That the award was voted on by his teammates and coaches made it that much more special for the always upbeat Vogt, who has started games at five different positions for the A's this season while carrying a .300 batting average entering Saturday following his June 1 callup, despite battling multiple injuries.
"There are things you hear playing in this organization about Catfish, so to have your name mentioned with his is an honor all by itself," Vogt said. "But to have your teammates and coaches think of you in that regard, it's the highest honor you can have as a ballplayer.
"I literally am kind of at a loss for words just because it means so much to me personally. And just to have my friends and teammates and coaches vote me into this, it's so cool."
Vogt's inspiring style of play has been on display since he arrived in Oakland, where he made his A's debut in June last year and, four months later, delivered the walk-off RBI single in Game 2 of the 2013 American League Division Series against Detroit.
The 29-year-old spent five years in the Minors before finally making his big league debut with Tampa in 2012. He began his career 0-for-32 before notching his first hit, a homer, with the A's last year.
"For me, the way my career has gone, it is an inspirational story for a lot of people," Vogt said. "For me, it's just my life. I haven't really thought of it as this huge inspirational story. But when I kind of look back on it, the way I kind of see it is for me, if one kid looks at Stephen Vogt and says, 'Wow, if that guy can play in the big leagues, I think I can,' that's kind of what you want."

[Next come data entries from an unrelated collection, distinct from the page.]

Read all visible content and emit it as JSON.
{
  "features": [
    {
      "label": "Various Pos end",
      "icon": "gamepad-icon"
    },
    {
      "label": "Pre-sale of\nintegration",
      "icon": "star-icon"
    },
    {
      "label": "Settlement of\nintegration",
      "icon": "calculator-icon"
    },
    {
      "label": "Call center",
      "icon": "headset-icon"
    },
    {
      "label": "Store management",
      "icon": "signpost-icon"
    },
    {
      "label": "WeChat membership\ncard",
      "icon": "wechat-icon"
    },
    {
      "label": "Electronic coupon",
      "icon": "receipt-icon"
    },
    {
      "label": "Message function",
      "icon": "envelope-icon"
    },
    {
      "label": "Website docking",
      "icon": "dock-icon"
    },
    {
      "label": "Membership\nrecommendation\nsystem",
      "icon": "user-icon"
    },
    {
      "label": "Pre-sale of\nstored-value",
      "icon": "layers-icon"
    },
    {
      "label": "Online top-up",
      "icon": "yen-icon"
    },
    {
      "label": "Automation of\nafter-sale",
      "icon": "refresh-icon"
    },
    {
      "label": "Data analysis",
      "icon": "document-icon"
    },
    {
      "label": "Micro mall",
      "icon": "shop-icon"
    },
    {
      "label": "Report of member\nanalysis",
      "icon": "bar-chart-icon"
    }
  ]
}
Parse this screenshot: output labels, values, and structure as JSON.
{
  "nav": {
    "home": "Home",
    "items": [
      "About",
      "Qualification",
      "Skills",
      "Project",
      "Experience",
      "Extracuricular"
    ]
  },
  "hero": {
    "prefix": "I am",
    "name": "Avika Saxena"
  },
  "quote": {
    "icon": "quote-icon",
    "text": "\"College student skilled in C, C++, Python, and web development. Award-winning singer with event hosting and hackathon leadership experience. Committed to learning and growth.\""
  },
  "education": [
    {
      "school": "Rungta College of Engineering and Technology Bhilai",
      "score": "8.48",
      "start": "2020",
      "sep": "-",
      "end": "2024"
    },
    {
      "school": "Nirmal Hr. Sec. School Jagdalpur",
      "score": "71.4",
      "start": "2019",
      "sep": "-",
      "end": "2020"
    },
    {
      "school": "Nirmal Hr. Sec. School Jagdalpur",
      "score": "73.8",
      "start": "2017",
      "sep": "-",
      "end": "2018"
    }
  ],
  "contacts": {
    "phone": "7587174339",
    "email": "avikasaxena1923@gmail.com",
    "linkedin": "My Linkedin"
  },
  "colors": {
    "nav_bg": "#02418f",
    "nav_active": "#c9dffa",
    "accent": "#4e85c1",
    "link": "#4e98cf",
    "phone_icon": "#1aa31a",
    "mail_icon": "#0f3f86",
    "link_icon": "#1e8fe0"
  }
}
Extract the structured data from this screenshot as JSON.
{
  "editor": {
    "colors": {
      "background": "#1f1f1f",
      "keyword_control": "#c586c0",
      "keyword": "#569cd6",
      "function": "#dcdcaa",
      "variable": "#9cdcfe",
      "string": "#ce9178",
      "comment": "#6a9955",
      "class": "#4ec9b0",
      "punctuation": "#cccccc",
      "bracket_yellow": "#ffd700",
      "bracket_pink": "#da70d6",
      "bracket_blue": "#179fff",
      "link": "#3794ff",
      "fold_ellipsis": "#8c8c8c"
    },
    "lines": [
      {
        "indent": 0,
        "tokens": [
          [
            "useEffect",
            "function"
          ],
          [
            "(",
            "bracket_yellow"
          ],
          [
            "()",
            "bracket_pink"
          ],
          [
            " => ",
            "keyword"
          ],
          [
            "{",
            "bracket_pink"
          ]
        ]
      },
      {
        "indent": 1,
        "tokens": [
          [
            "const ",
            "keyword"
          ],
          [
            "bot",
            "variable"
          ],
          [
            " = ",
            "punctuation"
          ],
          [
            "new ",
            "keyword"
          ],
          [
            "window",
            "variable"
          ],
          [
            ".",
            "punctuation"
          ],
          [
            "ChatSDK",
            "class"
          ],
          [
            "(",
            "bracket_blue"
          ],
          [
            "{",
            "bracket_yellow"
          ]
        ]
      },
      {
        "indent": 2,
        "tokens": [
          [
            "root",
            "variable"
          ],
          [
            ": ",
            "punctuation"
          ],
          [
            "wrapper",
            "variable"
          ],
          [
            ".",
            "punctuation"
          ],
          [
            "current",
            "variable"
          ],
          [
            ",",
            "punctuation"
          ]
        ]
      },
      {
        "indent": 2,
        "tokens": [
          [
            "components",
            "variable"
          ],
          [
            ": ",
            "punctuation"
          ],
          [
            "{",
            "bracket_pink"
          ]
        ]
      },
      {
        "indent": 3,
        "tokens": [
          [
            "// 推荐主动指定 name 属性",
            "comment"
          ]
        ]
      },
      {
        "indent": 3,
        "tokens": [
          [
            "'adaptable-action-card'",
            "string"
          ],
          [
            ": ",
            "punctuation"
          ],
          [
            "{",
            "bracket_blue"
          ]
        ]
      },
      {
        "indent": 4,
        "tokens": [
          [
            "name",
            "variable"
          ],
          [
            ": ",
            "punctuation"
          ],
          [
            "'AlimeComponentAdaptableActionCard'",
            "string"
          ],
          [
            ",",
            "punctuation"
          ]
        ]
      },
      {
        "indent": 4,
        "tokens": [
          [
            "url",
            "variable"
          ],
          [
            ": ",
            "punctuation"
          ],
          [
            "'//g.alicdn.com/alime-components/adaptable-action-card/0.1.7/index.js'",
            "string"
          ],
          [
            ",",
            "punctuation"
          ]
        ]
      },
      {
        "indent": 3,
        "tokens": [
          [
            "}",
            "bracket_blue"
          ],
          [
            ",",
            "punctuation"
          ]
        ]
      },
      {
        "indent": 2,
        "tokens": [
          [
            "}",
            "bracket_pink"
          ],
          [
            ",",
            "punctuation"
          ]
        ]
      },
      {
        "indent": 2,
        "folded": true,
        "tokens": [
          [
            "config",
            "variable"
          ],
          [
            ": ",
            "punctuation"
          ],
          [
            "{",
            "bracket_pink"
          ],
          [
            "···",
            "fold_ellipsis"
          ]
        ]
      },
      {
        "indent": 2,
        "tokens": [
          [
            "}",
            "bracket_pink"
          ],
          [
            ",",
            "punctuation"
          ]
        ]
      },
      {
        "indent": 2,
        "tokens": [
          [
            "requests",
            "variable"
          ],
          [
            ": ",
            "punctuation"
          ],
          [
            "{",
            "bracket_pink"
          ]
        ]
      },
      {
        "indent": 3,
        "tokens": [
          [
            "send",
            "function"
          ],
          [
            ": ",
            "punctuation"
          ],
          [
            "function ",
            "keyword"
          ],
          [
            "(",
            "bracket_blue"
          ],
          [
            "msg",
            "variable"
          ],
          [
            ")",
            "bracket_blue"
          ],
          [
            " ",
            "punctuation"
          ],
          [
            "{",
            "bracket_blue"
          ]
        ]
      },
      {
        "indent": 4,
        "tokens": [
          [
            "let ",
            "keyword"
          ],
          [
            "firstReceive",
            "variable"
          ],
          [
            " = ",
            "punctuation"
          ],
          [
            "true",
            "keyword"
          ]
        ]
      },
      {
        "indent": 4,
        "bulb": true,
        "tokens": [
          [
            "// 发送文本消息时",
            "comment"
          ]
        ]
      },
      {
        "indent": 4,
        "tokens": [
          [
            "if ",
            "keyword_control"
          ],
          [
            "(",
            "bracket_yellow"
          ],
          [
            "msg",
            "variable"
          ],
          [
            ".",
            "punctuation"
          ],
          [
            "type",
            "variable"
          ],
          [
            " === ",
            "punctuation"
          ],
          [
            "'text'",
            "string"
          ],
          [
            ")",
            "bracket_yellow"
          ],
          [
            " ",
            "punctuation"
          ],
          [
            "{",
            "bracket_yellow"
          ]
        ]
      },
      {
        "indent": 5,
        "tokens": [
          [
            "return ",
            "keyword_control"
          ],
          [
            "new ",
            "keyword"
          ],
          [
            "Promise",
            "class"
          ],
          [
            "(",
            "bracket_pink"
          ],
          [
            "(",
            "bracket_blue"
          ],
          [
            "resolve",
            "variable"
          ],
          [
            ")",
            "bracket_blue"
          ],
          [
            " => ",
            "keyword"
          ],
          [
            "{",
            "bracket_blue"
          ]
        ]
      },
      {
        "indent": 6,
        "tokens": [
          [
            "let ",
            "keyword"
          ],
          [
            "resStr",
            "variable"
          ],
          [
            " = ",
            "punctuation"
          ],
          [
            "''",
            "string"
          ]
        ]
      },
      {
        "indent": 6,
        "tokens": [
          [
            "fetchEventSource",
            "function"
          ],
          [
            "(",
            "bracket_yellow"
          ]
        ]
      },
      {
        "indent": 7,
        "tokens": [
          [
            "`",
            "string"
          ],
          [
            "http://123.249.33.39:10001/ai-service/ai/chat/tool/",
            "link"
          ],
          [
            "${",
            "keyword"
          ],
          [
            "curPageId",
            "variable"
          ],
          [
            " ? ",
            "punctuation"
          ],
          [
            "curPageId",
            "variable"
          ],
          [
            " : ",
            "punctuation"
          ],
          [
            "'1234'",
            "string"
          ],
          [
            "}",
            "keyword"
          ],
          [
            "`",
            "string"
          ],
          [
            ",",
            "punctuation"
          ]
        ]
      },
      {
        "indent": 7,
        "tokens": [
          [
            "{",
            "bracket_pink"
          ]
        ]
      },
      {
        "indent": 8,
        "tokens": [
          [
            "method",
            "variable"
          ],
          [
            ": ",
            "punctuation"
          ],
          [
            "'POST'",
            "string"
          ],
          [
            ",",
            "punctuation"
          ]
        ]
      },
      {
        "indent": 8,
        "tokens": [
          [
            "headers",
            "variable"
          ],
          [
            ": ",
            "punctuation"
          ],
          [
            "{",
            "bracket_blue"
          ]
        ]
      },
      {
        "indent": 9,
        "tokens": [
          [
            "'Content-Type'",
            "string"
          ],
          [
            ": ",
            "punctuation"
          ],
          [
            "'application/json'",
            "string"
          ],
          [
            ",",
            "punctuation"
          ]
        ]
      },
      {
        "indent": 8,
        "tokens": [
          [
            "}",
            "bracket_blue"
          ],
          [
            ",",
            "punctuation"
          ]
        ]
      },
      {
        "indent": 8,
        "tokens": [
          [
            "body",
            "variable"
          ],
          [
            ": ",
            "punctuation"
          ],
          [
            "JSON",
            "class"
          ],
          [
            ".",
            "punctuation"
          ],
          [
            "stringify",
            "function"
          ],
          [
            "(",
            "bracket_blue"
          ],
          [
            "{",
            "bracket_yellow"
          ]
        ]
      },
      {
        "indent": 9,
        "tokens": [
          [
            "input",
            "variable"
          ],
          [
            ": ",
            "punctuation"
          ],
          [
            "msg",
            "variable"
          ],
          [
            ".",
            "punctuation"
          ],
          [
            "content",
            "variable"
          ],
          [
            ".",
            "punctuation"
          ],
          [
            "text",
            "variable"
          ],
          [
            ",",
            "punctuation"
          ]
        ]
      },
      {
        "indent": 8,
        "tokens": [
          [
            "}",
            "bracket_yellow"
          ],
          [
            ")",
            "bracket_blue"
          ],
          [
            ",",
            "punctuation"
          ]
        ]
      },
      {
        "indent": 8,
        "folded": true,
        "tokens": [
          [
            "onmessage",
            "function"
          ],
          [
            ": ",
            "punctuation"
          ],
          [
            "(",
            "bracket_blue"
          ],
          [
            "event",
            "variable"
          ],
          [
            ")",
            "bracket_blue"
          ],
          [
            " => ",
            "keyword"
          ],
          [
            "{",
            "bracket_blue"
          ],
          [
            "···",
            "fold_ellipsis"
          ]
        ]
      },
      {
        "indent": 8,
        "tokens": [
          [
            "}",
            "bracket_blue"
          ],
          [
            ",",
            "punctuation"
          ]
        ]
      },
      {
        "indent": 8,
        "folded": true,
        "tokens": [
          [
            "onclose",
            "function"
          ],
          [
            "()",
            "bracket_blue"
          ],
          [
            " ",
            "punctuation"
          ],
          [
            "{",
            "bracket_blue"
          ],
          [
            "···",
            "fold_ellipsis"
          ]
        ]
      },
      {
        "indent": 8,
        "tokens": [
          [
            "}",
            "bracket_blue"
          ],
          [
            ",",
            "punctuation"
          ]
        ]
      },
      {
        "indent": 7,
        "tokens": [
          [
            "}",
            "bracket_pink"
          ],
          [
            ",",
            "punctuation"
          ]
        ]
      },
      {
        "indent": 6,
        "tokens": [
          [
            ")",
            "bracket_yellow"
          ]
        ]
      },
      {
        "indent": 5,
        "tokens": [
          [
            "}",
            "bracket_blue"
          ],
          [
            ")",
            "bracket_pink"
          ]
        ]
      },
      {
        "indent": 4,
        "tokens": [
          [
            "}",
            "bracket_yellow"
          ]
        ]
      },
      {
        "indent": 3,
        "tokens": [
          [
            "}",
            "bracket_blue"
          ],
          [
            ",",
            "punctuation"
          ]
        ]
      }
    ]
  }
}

Previous winners of the award, to be presented to Vogt in an on-field presentation prior to Sunday's matinee with the Phillies, include Tim Hudson ('04), Mark Ellis ('05, '07), Jason Kendall ('06), Mike Sweeney ('08), Kurt Suzuki ('09), Ben Sheets ('10), Josh Willingham ('11), Jonny Gomes ('12) and Coco Crisp ('13).